(The quotes in this post are paraphrased from my notes on this session)
One of the sessions I went to at Develop last week was “Why We Sold Our Studio and Why We Didn’t: A Candid Discussion About Selling Up or Staying Free”, which had a panel comprised of Ian Baverstock of Kuju, Paul Wedgewood from Splash Damage, and Sarah Chudley from Bizarre Creations.
I made it as a sensible and work relevant choice over potentially more entertaining sessions, but actually it was one of the best sessions I saw, with studio owners heckling from the audience. Some of it has been reported on already (Though Paul did an okay job of presenting Splash Damage, I don’t think the press are being entirely fair to him), but here are a few extra tidbits I got from it:
You’re only as good as your last game, whether internal or external. If PGR5 had flopped, noone would have wanted PGR6 (publisher or fan), and we’d have ended up doing Barbie Racing
Paul was extremely sceptical of studios that do make games like Barbie Racing, and even came off as a bit of an idealist; very passionate about what games should be and what studios should be doing. In response, Ian had some words to the effect of
That’s fine, as long as you keep rolling sixes. Roll a one and you’ll be thinking “Shit, I wish I’d sold”
and also pointed out that for every independent like Valve or Epic, there are probably another 100 studios that have taken the same high risk approach to IP and failed. Andrew Oliver also weighed in from the audience with “When there’s only one offer on the table you’ve got to take it, and if that’s Barbie Racing, so be it”.
An interesting dichotomy emerged during the panel, with Ian and Sarah both telling Paul he’d probably feel different if he had kids. Some studios are suited to young, single people, whereas Bizarre have found that the more people they have with families, the more flexible they’ve had to become, with some odd shift patterns designed to accommodate parents.
Overall there was a lot of pragmatism there, though it may have been a bit stacked to have 2/3 of the panel from studios that have sold. Overall, the consensus was that selling a studio grants a certain amount of financial security to the organisation itself rather than just the owners.
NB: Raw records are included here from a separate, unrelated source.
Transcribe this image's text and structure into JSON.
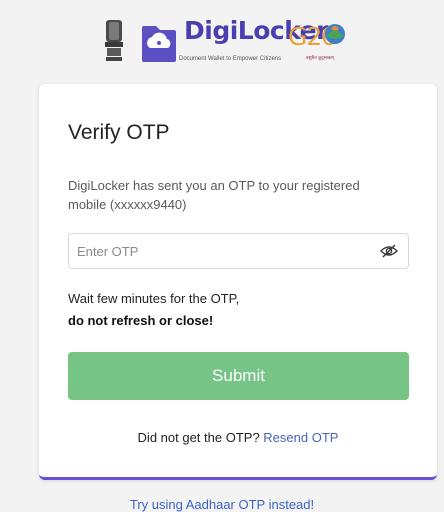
{
  "header": {
    "brand_title": "DigiLocker",
    "brand_tagline": "Document Wallet to Empower Citizens",
    "g20_text": "G20",
    "g20_sub": "वसुधैव कुटुम्बकम्",
    "emblem_icon": "national-emblem-icon",
    "brand_icon": "digilocker-cloud-icon",
    "brand_color": "#4b3fb0"
  },
  "card": {
    "title": "Verify OTP",
    "description": "DigiLocker has sent you an OTP to your registered mobile (xxxxxx9440)",
    "otp_input": {
      "placeholder": "Enter OTP",
      "value": ""
    },
    "eye_icon": "eye-slash-icon",
    "wait_text": "Wait few minutes for the OTP,",
    "warning_text": "do not refresh or close!",
    "submit_label": "Submit",
    "submit_color": "#76c486",
    "resend_prefix": "Did not get the OTP?",
    "resend_link": "Resend OTP",
    "accent_border": "#6a4fd6"
  },
  "footer": {
    "aadhaar_link": "Try using Aadhaar OTP instead!"
  }
}
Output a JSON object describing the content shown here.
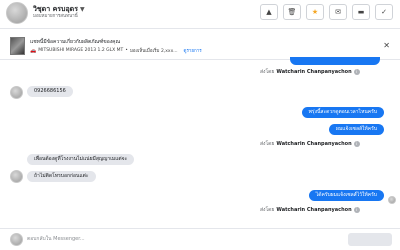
{
  "header": {
    "name": "วิชุดา ครบอุดร",
    "subtitle": "มอบหมายการสนทนานี้",
    "actions": [
      {
        "icon": "warning-icon",
        "glyph": "▲"
      },
      {
        "icon": "trash-icon",
        "glyph": "🗑"
      },
      {
        "icon": "star-icon",
        "glyph": "★"
      },
      {
        "icon": "mail-icon",
        "glyph": "✉"
      },
      {
        "icon": "snooze-icon",
        "glyph": "▬"
      },
      {
        "icon": "check-icon",
        "glyph": "✓"
      }
    ]
  },
  "banner": {
    "title": "แชทนี้มีข้อความเกี่ยวกับผลิตภัณฑ์ของคุณ",
    "car_glyph": "🚗",
    "product": "MITSUBISHI MIRAGE 2013 1.2 GLX MT",
    "separator": "•",
    "note": "มองเห็นเมื่อเริ่ม 2,xxx...",
    "link": "ดูรายการ"
  },
  "messages": {
    "sent_prefix": "ส่งโดย",
    "agent": "Watcharin Chanpanyachon",
    "info_glyph": "i",
    "in1": "0926686156",
    "out1": "พรุ่งนี้สะดวกดูตอนเวลาไหนครับ",
    "out2": "ผมแจ้งเซลส์ให้ครับ",
    "in2": "เพื่อนต้องดูที่โรงงานไม่แน่ยมีสุญญาเมแต่จะ",
    "in3": "ถ้าไม่ติดโทรบอกก่อนแต่ะ",
    "out3": "ได้ครับผมแจ้งเซลส์ไว้ให้ครับ"
  },
  "composer": {
    "placeholder": "ตอบกลับใน Messenger..."
  }
}
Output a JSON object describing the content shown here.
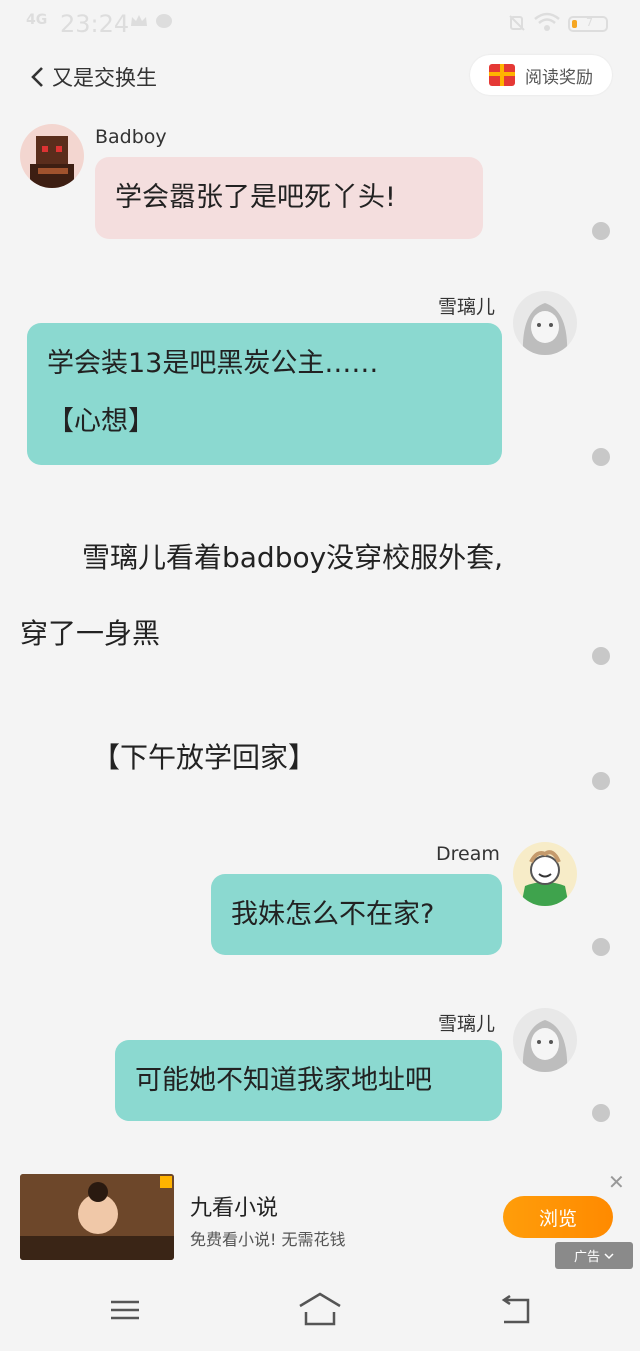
{
  "status": {
    "time": "23:24",
    "signal": "4G",
    "battery_text": "7"
  },
  "header": {
    "title": "又是交换生",
    "reward_label": "阅读奖励"
  },
  "messages": [
    {
      "name": "Badboy",
      "text": "学会嚣张了是吧死丫头!"
    },
    {
      "name": "雪璃儿",
      "line1": "学会装13是吧黑炭公主……",
      "line2": "【心想】"
    },
    {
      "name": "Dream",
      "text": "我妹怎么不在家?"
    },
    {
      "name": "雪璃儿",
      "text": "可能她不知道我家地址吧"
    }
  ],
  "narration": {
    "line1": "雪璃儿看着badboy没穿校服外套,",
    "line2": "穿了一身黑",
    "line3": "【下午放学回家】"
  },
  "ad": {
    "title": "九看小说",
    "subtitle": "免费看小说! 无需花钱",
    "button": "浏览",
    "tag": "广告"
  },
  "colors": {
    "teal": "#8bd9d0",
    "pink": "#f4dede",
    "accent": "#ff9d0a"
  }
}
Of course, though, that’s not necessarily the case when a global publisher needs to trim down and starts shutting studios.
(Image: Enemy Territory, Quake Wars, by Splash Damage)